Patients would benefit from active reimbursement negotiations among Medicaid, provider organizations, purchasers, insurance companies, and relevant state health organizations before the next disaster.


Pediatricians and other providers need to educate families on many aspects of disaster planning. Families should know that help may not be available for many hours or even days in the immediate aftermath of a major community-wide disaster. Pediatricians can help by advising families directly or providing information with respect to available resources, online or otherwise. Discussing and even rehearsing a family emergency plan and developing disaster kits with essential supplies are essential. Pediatricians and families should be aware of the superb informational resource available from the American Academy of Pediatrics at

Also, there is a need to prepare for the possibility that family members may become inadvertently separated during a disaster. This was a major problem during and after the Gulf Coast storms. Pediatricians could suggest that children learn to identify themselves and their parents. Children can carry self-identification, and parents should carry pictures of their children. Each family also should have a plan of how to reunite if they become separated.

Primary care physicians should counsel families to think about and prepare for disasters.


As patients are evacuated, so are physicians, many out of state. The need for care of those displaced patients continues, requiring increased demands of the local workforce. The displaced physicians have the skills to meet medical needs, especially of the patients who were under their care before the evacuation. However, licensing, credentialing, and insurance issues present real and perceived barriers for displaced physicians in other states, as well as for those who volunteer in affected regions but may have come from different states.

Systems have to be clarified for licensed physicians in one state to provide care to patients in other states in declared disaster situations.

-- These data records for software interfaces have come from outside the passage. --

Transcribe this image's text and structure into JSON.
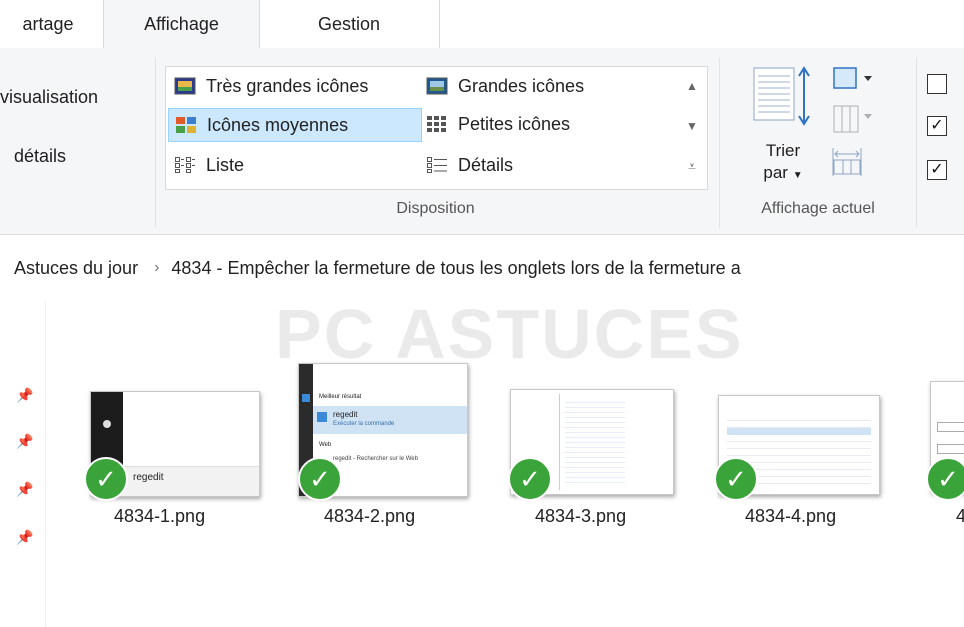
{
  "tabs": [
    {
      "label": "artage"
    },
    {
      "label": "Affichage"
    },
    {
      "label": "Gestion"
    }
  ],
  "panes": {
    "preview": "visualisation",
    "details": "détails"
  },
  "layout": {
    "items": [
      {
        "label": "Très grandes icônes"
      },
      {
        "label": "Grandes icônes"
      },
      {
        "label": "Icônes moyennes"
      },
      {
        "label": "Petites icônes"
      },
      {
        "label": "Liste"
      },
      {
        "label": "Détails"
      }
    ],
    "group_label": "Disposition"
  },
  "current_view": {
    "sort_label": "Trier",
    "sort_sub": "par",
    "group_label": "Affichage actuel"
  },
  "breadcrumb": {
    "parent": "Astuces du jour",
    "separator": "›",
    "current": "4834 - Empêcher la fermeture de tous les onglets lors de la fermeture a"
  },
  "watermark": "PC ASTUCES",
  "files": [
    {
      "name": "4834-1.png"
    },
    {
      "name": "4834-2.png"
    },
    {
      "name": "4834-3.png"
    },
    {
      "name": "4834-4.png"
    },
    {
      "name": "4"
    }
  ],
  "thumb_text": {
    "regedit": "regedit",
    "best_match": "Meilleur résultat",
    "run_cmd": "Exécuter la commande",
    "web": "Web",
    "web_search": "regedit - Rechercher sur le Web"
  }
}
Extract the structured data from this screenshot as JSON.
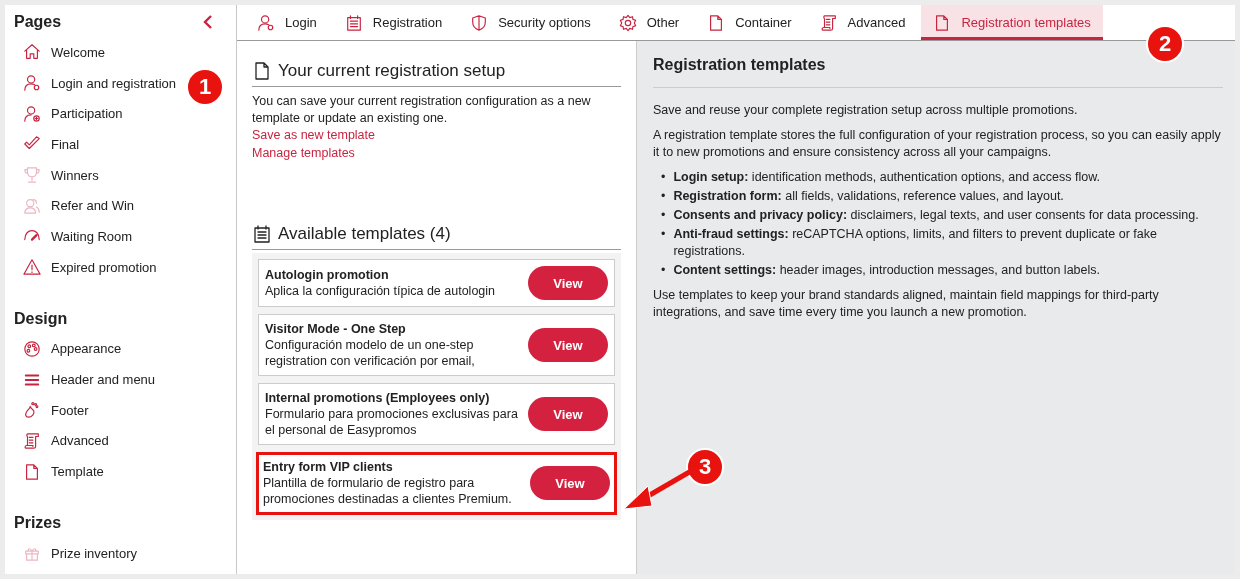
{
  "sidebar": {
    "sections": [
      {
        "title": "Pages",
        "items": [
          {
            "label": "Welcome",
            "faded": false
          },
          {
            "label": "Login and registration",
            "faded": false
          },
          {
            "label": "Participation",
            "faded": false
          },
          {
            "label": "Final",
            "faded": false
          },
          {
            "label": "Winners",
            "faded": true
          },
          {
            "label": "Refer and Win",
            "faded": true
          },
          {
            "label": "Waiting Room",
            "faded": false
          },
          {
            "label": "Expired promotion",
            "faded": false
          }
        ]
      },
      {
        "title": "Design",
        "items": [
          {
            "label": "Appearance",
            "faded": false
          },
          {
            "label": "Header and menu",
            "faded": false
          },
          {
            "label": "Footer",
            "faded": false
          },
          {
            "label": "Advanced",
            "faded": false
          },
          {
            "label": "Template",
            "faded": false
          }
        ]
      },
      {
        "title": "Prizes",
        "items": [
          {
            "label": "Prize inventory",
            "faded": true
          }
        ]
      }
    ]
  },
  "tabs": [
    {
      "label": "Login",
      "selected": false
    },
    {
      "label": "Registration",
      "selected": false
    },
    {
      "label": "Security options",
      "selected": false
    },
    {
      "label": "Other",
      "selected": false
    },
    {
      "label": "Container",
      "selected": false
    },
    {
      "label": "Advanced",
      "selected": false
    },
    {
      "label": "Registration templates",
      "selected": true
    }
  ],
  "current_setup": {
    "title": "Your current registration setup",
    "text": "You can save your current registration configuration as a new template or update an existing one.",
    "links": [
      "Save as new template",
      "Manage templates"
    ]
  },
  "available": {
    "title": "Available templates (4)",
    "templates": [
      {
        "name": "Autologin promotion",
        "description": "Aplica la configuración típica de autologin",
        "button": "View",
        "highlighted": false
      },
      {
        "name": "Visitor Mode - One Step",
        "description": "Configuración modelo de un one-step registration con verificación por email,",
        "button": "View",
        "highlighted": false
      },
      {
        "name": "Internal promotions (Employees only)",
        "description": "Formulario para promociones exclusivas para el personal de Easypromos",
        "button": "View",
        "highlighted": false
      },
      {
        "name": "Entry form VIP clients",
        "description": "Plantilla de formulario de registro para promociones destinadas a clientes Premium.",
        "button": "View",
        "highlighted": true
      }
    ]
  },
  "help": {
    "title": "Registration templates",
    "intro": [
      "Save and reuse your complete registration setup across multiple promotions.",
      "A registration template stores the full configuration of your registration process, so you can easily apply it to new promotions and ensure consistency across all your campaigns."
    ],
    "bullets": [
      {
        "marker": "•",
        "text": "**Login setup:** identification methods, authentication options, and access flow."
      },
      {
        "marker": "•",
        "text": "**Registration form:** all fields, validations, reference values, and layout."
      },
      {
        "marker": "•",
        "text": "**Consents and privacy policy:** disclaimers, legal texts, and user consents for data processing."
      },
      {
        "marker": "•",
        "text": "**Anti-fraud settings:** reCAPTCHA options, limits, and filters to prevent duplicate or fake registrations."
      },
      {
        "marker": "•",
        "text": "**Content settings:** header images, introduction messages, and button labels."
      }
    ],
    "outro": "Use templates to keep your brand standards aligned, maintain field mappings for third-party integrations, and save time every time you launch a new promotion."
  },
  "annotations": [
    {
      "label": "1",
      "arrow": false
    },
    {
      "label": "2",
      "arrow": false
    },
    {
      "label": "3",
      "arrow": true
    }
  ]
}
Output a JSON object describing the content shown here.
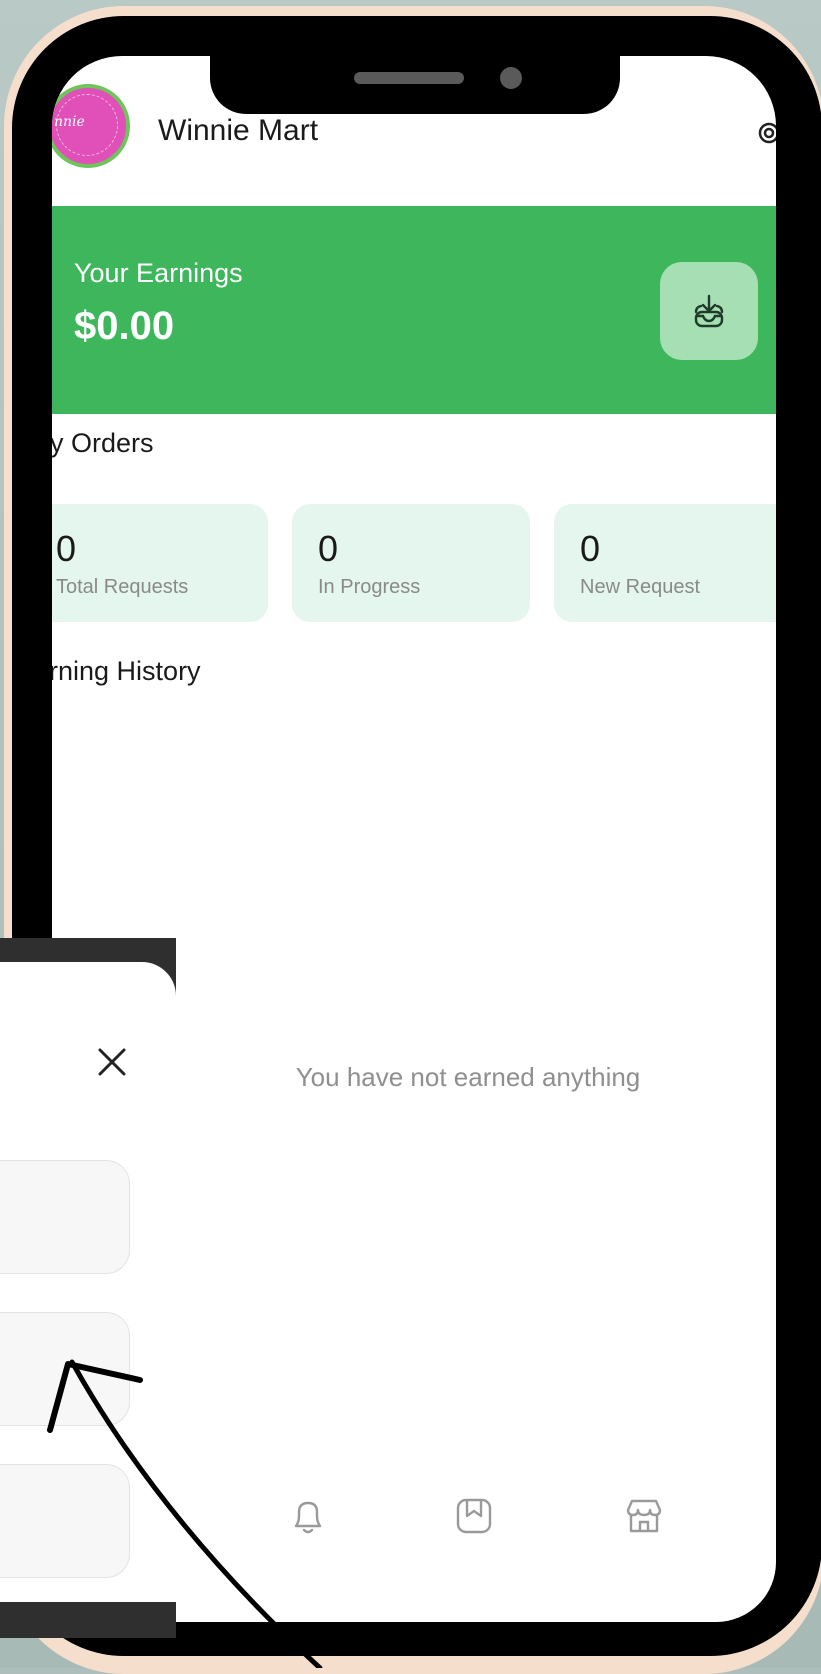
{
  "header": {
    "store_name": "Winnie Mart",
    "avatar_text": "nnie"
  },
  "earnings": {
    "label": "Your Earnings",
    "amount": "$0.00"
  },
  "orders": {
    "title": "y Orders",
    "stats": [
      {
        "value": "0",
        "label": "Total Requests"
      },
      {
        "value": "0",
        "label": "In Progress"
      },
      {
        "value": "0",
        "label": "New Request"
      }
    ]
  },
  "history": {
    "title": "arning History",
    "empty_message": "You have not earned anything"
  },
  "bottom_nav": [
    "bell-icon",
    "bookmark-icon",
    "store-icon"
  ],
  "colors": {
    "accent": "#3db65c",
    "accent_light": "#a6dfb4",
    "stat_bg": "#e4f6ee"
  }
}
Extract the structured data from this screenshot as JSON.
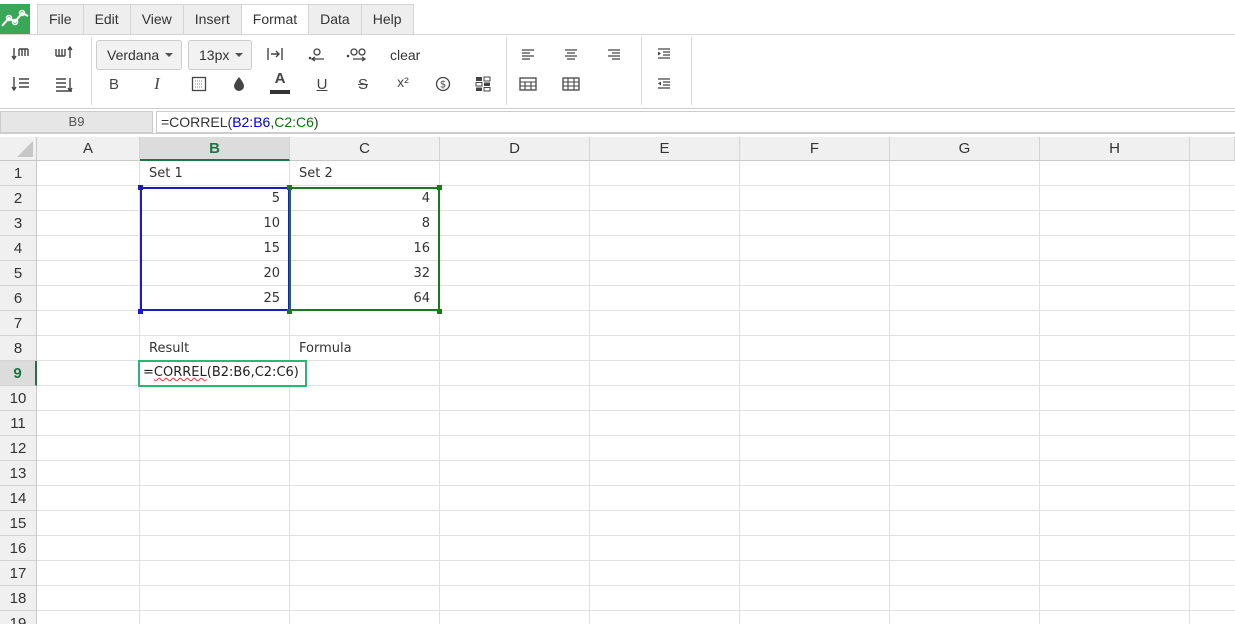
{
  "menu": {
    "items": [
      "File",
      "Edit",
      "View",
      "Insert",
      "Format",
      "Data",
      "Help"
    ],
    "active": "Format"
  },
  "toolbar": {
    "font_family": "Verdana",
    "font_size": "13px",
    "clear_label": "clear",
    "bold_label": "B",
    "italic_label": "I",
    "underline_label": "U",
    "strike_label": "S",
    "text_color_label": "A",
    "superscript_label": "x²"
  },
  "formula_bar": {
    "name_box": "B9",
    "prefix": "=CORREL(",
    "ref1": "B2:B6",
    "comma": ",",
    "ref2": "C2:C6",
    "suffix": ")"
  },
  "grid": {
    "columns": [
      "A",
      "B",
      "C",
      "D",
      "E",
      "F",
      "G",
      "H"
    ],
    "selected_column": "B",
    "rows": [
      "1",
      "2",
      "3",
      "4",
      "5",
      "6",
      "7",
      "8",
      "9",
      "10",
      "11",
      "12",
      "13",
      "14",
      "15",
      "16",
      "17",
      "18",
      "19"
    ],
    "selected_row": "9",
    "cells": {
      "B1": "Set 1",
      "C1": "Set 2",
      "B2": "5",
      "B3": "10",
      "B4": "15",
      "B5": "20",
      "B6": "25",
      "C2": "4",
      "C3": "8",
      "C4": "16",
      "C5": "32",
      "C6": "64",
      "B8": "Result",
      "C8": "Formula"
    }
  },
  "editor": {
    "prefix": "=",
    "func": "CORREL",
    "args": "(B2:B6,C2:C6)"
  },
  "colors": {
    "accent": "#217346",
    "ref_blue": "#0000cc",
    "ref_green": "#007a00",
    "editor_border": "#2bb673",
    "logo": "#3aa757"
  }
}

This supplement contains many examples of fragile or absent communications capacity in the affected region. This problem took on broad and important ramifications, frustrating attempts to organize care efficiently. For instance, many physicians reported that advisories of “incoming patients” were often incorrect, causing unnecessary deployment of limited workforce to prepare for patients who never arrived. In other cases, hospitals needed to actually send staff to the disaster area to obtain and communicate necessary identifying and diagnostic information regarding incoming patients. There also were reports of critically ill neonates who were on life support and needed evacuation but were, at least transiently, “lost” in the system.

Many authors reported a lack of any medical information, much less credible medical or medication history, on patients for whom they were caring. Although there are efforts to fill this gap with an electronic medical chart, there is a need for patients to be better educated and to have some record with them. Children with special health care needs are a readily identifiable target group that should have emergency information on a piece of paper or a chip. Fortunately, a form has been approved and is readily available for printing and copying at

Reliable and effective patient and crisis-management information must be organized before any disaster and be in place when needed to ensure effective patient care. Critical specific health information on every patient should be available electronically or, at least, in paper form.


A concise but complete summary of the essential lessons learned by our collective experience in the Gulf Coast after Hurricane Katrina is impossible. However, a reading of all of the contributions in this supplement will surely provide more detailed insights that we believe will help practitioners, disaster-preparedness planners, research scientists, bureaucrats, hospital workers and administrators, legislators, and others to understand the complexity of effective planning for major disasters.


    • Accepted January 25, 2006.
  • Address correspondence to Carden Johnston, MD, FAAP, FRCP, Department of Pediatrics, University of Alabama at Birmingham, 1600 7th Ave S, Birmingham, AL 35233. E-mail: cjohnston{at}
  • The authors have indicated they have no financial relationships relevant to this article to disclose.